#### [ASSIGNED TASK]
Your answer should hold every line of the records below that contains the string "time".

Web page and app entries
================

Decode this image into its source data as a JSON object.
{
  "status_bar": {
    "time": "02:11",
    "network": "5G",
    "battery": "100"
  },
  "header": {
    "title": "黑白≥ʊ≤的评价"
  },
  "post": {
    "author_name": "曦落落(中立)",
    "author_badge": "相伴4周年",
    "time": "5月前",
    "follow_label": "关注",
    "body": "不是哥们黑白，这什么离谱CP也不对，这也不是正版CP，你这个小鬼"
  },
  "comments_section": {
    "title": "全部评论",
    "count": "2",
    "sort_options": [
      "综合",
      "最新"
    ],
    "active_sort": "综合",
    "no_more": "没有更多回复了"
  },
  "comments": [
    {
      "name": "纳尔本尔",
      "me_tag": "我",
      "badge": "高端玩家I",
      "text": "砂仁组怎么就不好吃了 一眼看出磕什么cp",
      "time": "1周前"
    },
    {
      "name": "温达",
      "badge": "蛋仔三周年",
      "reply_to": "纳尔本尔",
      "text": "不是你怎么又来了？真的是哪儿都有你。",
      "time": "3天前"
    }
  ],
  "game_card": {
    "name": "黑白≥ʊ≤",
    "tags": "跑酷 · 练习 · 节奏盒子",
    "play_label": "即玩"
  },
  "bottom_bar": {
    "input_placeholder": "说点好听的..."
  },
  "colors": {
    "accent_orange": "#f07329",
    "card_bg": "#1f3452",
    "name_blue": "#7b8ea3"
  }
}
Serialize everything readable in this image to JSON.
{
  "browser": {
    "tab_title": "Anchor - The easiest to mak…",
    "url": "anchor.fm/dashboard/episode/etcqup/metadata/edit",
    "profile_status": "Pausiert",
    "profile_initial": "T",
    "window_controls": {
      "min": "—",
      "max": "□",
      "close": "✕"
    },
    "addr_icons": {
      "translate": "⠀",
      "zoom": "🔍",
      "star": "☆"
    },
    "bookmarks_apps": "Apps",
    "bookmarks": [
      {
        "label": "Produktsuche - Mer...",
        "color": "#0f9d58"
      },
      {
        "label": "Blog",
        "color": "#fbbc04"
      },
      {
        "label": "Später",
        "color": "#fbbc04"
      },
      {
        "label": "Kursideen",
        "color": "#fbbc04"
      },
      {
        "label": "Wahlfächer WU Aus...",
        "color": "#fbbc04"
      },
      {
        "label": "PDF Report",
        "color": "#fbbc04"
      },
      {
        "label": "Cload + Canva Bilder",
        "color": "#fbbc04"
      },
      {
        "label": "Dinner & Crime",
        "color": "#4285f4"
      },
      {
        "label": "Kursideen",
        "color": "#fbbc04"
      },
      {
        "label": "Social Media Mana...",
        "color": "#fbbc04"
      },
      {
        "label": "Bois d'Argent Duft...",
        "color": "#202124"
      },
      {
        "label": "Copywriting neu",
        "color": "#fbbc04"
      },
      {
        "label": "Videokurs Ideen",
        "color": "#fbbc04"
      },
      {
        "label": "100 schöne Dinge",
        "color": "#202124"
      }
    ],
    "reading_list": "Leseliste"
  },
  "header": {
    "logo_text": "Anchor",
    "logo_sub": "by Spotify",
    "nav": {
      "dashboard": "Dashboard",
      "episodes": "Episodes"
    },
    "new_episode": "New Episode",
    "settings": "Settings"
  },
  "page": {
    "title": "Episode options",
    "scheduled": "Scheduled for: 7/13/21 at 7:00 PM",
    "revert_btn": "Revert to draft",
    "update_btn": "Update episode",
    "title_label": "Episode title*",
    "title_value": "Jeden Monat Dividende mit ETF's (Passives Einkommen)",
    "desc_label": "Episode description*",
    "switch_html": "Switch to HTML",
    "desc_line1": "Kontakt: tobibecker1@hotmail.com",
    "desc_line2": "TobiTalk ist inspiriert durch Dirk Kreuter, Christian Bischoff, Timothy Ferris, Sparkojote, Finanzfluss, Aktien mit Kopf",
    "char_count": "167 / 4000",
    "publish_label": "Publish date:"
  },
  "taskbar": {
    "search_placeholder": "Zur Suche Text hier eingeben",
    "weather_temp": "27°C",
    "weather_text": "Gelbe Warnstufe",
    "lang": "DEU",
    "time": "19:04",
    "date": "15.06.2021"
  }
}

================

#### [EXPECTED ANSWER]
    "time": "02:11",
    "time": "5月前",
      "time": "1周前"
      "time": "3天前"
    "time": "19:04",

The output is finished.